Source records
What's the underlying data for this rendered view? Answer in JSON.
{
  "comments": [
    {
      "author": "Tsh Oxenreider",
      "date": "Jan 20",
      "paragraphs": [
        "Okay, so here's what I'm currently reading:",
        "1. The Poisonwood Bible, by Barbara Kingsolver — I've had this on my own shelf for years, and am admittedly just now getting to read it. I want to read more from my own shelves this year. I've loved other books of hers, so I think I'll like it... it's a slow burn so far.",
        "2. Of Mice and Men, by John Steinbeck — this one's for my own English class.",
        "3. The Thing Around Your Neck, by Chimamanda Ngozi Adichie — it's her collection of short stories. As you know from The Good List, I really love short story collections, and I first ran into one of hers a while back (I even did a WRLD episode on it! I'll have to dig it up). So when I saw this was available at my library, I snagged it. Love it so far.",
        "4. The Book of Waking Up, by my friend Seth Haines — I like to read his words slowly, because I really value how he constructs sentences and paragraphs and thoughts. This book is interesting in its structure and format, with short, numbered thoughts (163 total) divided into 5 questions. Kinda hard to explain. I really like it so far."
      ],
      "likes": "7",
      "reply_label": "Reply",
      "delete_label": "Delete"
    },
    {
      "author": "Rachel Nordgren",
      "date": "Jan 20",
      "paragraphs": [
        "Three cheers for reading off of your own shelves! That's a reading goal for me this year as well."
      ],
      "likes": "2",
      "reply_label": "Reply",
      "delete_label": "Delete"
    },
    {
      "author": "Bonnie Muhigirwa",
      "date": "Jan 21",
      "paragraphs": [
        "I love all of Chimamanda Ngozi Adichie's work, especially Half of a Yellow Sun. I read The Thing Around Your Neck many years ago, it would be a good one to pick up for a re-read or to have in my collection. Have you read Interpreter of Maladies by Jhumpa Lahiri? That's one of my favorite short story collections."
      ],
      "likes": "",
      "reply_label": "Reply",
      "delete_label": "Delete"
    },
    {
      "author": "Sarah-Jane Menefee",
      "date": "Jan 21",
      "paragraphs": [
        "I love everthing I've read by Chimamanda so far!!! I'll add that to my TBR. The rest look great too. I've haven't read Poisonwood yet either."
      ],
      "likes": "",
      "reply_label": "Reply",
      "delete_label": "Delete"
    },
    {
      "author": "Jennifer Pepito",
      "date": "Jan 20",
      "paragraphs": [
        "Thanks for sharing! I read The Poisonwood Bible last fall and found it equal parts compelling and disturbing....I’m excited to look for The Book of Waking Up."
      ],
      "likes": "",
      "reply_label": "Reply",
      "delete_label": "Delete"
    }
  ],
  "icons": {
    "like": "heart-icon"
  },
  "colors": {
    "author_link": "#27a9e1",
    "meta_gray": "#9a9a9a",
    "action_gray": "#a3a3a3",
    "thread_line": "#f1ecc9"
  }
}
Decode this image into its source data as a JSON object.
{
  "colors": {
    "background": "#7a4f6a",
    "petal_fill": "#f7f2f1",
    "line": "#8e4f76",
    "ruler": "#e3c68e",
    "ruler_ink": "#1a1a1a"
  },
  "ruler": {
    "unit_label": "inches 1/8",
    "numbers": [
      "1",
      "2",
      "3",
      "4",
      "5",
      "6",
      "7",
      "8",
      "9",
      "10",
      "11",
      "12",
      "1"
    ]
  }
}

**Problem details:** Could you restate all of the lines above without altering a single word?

**Completed exercise:**
What's the underlying data for this rendered view? Answer in JSON.
{
  "comments": [
    {
      "author": "Tsh Oxenreider",
      "date": "Jan 20",
      "paragraphs": [
        "Okay, so here's what I'm currently reading:",
        "1. The Poisonwood Bible, by Barbara Kingsolver — I've had this on my own shelf for years, and am admittedly just now getting to read it. I want to read more from my own shelves this year. I've loved other books of hers, so I think I'll like it... it's a slow burn so far.",
        "2. Of Mice and Men, by John Steinbeck — this one's for my own English class.",
        "3. The Thing Around Your Neck, by Chimamanda Ngozi Adichie — it's her collection of short stories. As you know from The Good List, I really love short story collections, and I first ran into one of hers a while back (I even did a WRLD episode on it! I'll have to dig it up). So when I saw this was available at my library, I snagged it. Love it so far.",
        "4. The Book of Waking Up, by my friend Seth Haines — I like to read his words slowly, because I really value how he constructs sentences and paragraphs and thoughts. This book is interesting in its structure and format, with short, numbered thoughts (163 total) divided into 5 questions. Kinda hard to explain. I really like it so far."
      ],
      "likes": "7",
      "reply_label": "Reply",
      "delete_label": "Delete"
    },
    {
      "author": "Rachel Nordgren",
      "date": "Jan 20",
      "paragraphs": [
        "Three cheers for reading off of your own shelves! That's a reading goal for me this year as well."
      ],
      "likes": "2",
      "reply_label": "Reply",
      "delete_label": "Delete"
    },
    {
      "author": "Bonnie Muhigirwa",
      "date": "Jan 21",
      "paragraphs": [
        "I love all of Chimamanda Ngozi Adichie's work, especially Half of a Yellow Sun. I read The Thing Around Your Neck many years ago, it would be a good one to pick up for a re-read or to have in my collection. Have you read Interpreter of Maladies by Jhumpa Lahiri? That's one of my favorite short story collections."
      ],
      "likes": "",
      "reply_label": "Reply",
      "delete_label": "Delete"
    },
    {
      "author": "Sarah-Jane Menefee",
      "date": "Jan 21",
      "paragraphs": [
        "I love everthing I've read by Chimamanda so far!!! I'll add that to my TBR. The rest look great too. I've haven't read Poisonwood yet either."
      ],
      "likes": "",
      "reply_label": "Reply",
      "delete_label": "Delete"
    },
    {
      "author": "Jennifer Pepito",
      "date": "Jan 20",
      "paragraphs": [
        "Thanks for sharing! I read The Poisonwood Bible last fall and found it equal parts compelling and disturbing....I’m excited to look for The Book of Waking Up."
      ],
      "likes": "",
      "reply_label": "Reply",
      "delete_label": "Delete"
    }
  ],
  "icons": {
    "like": "heart-icon"
  },
  "colors": {
    "author_link": "#27a9e1",
    "meta_gray": "#9a9a9a",
    "action_gray": "#a3a3a3",
    "thread_line": "#f1ecc9"
  }
}
Decode this image into its source data as a JSON object.
{
  "colors": {
    "background": "#7a4f6a",
    "petal_fill": "#f7f2f1",
    "line": "#8e4f76",
    "ruler": "#e3c68e",
    "ruler_ink": "#1a1a1a"
  },
  "ruler": {
    "unit_label": "inches 1/8",
    "numbers": [
      "1",
      "2",
      "3",
      "4",
      "5",
      "6",
      "7",
      "8",
      "9",
      "10",
      "11",
      "12",
      "1"
    ]
  }
}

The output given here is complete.